__What the exercise asks__:
Filter the material below so that only lines containing "JSON" remain.

__Data extracts__:
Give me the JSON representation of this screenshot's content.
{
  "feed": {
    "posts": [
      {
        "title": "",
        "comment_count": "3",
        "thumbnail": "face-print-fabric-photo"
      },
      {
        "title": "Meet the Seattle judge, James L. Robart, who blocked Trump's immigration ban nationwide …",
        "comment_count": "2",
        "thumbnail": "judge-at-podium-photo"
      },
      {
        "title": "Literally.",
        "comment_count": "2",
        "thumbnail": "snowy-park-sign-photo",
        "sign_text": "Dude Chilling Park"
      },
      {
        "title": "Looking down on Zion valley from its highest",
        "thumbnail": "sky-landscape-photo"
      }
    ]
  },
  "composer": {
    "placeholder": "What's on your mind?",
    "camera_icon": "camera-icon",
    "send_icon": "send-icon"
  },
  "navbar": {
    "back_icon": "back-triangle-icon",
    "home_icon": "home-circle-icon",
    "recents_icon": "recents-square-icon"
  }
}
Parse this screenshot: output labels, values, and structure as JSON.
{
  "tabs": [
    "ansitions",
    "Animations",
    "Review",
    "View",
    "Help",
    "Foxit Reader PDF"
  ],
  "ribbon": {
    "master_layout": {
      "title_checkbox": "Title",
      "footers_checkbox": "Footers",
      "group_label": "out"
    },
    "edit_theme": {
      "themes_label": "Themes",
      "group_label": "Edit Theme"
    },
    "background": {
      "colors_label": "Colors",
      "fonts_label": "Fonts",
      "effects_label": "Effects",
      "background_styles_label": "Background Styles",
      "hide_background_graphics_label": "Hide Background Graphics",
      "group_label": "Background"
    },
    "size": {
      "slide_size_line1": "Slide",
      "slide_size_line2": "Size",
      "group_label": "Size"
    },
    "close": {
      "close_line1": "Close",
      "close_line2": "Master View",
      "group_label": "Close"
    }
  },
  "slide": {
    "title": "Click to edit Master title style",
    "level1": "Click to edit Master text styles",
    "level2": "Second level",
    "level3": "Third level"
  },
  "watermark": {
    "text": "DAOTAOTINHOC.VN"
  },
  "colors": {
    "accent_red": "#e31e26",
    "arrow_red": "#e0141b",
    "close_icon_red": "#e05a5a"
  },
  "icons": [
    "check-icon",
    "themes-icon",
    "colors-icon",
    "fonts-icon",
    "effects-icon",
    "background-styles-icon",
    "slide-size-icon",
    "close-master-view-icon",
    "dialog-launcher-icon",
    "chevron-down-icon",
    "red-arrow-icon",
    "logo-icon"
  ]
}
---
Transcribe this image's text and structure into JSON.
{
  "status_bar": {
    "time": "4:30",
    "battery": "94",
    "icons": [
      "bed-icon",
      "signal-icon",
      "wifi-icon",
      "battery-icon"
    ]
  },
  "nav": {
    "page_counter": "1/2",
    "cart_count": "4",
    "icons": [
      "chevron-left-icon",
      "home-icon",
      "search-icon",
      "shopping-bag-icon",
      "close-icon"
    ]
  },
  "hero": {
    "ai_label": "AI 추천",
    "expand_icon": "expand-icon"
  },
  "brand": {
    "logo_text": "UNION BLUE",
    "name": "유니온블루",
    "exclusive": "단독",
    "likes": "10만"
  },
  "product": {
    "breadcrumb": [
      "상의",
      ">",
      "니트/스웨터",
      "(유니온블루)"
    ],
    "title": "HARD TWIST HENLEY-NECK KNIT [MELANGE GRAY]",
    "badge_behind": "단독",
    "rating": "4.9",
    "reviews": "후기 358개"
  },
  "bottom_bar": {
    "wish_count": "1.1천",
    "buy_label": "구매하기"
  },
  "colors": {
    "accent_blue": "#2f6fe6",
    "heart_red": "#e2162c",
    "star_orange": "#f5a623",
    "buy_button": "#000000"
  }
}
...
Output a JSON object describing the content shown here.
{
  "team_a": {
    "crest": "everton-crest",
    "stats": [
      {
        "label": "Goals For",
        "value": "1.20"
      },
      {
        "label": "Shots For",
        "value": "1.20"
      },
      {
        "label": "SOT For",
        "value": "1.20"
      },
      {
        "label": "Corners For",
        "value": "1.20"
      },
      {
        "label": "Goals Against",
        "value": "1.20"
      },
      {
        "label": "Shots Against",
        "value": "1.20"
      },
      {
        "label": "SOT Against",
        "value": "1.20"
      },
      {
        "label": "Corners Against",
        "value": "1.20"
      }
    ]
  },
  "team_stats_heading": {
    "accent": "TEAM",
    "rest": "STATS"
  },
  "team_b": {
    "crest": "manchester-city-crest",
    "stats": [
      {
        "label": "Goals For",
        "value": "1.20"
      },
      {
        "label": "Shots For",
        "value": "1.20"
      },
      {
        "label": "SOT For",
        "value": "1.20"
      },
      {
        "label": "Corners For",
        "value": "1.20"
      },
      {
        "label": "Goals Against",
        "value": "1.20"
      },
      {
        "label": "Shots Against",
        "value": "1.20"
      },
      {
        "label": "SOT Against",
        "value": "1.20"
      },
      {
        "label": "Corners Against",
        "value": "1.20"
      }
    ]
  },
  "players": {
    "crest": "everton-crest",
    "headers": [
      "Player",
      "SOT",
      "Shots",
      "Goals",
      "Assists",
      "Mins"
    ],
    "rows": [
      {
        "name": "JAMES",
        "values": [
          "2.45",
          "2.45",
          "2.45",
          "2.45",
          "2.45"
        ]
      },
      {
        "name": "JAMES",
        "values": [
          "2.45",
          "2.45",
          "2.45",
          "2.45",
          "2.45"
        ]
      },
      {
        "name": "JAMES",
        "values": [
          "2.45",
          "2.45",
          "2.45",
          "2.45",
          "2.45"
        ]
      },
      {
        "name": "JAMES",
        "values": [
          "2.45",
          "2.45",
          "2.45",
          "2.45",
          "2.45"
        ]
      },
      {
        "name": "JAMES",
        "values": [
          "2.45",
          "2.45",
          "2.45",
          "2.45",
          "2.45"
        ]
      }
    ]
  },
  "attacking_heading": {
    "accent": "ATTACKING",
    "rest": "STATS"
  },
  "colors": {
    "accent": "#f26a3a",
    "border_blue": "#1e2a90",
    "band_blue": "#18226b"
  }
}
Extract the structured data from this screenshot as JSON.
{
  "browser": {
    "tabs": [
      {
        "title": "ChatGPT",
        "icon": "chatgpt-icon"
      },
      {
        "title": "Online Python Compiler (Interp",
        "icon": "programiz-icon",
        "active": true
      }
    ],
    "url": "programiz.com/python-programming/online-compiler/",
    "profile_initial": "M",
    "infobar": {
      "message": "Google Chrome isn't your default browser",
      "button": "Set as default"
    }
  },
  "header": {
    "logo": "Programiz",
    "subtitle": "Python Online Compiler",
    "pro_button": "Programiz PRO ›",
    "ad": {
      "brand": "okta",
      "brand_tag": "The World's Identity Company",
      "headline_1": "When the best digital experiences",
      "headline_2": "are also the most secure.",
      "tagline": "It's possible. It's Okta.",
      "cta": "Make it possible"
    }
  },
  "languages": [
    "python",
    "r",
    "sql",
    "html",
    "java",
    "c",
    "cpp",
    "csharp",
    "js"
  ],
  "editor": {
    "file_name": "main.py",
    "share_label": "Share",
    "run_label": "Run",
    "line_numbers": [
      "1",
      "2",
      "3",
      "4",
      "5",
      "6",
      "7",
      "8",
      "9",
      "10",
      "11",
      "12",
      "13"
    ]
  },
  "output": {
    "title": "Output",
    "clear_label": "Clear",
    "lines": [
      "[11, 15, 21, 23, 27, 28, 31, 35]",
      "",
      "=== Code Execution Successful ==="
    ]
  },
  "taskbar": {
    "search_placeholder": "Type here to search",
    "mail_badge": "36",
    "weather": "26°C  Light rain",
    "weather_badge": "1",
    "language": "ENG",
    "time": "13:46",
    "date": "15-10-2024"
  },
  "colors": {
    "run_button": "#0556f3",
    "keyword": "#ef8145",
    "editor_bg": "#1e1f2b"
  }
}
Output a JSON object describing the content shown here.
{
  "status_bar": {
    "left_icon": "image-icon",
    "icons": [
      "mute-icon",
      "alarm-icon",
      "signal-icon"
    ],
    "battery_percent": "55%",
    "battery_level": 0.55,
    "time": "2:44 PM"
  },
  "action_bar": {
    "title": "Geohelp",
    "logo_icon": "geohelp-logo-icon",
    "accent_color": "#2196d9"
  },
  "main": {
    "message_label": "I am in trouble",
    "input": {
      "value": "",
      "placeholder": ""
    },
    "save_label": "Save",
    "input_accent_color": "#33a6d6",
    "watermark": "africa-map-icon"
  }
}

__Result__:
Give me the JSON representation of this screenshot's content.
Parse this screenshot: output labels, values, and structure as JSON.
Transcribe this image's text and structure into JSON.
Output a JSON object describing the content shown here.
Extract the structured data from this screenshot as JSON.
Output a JSON object describing the content shown here.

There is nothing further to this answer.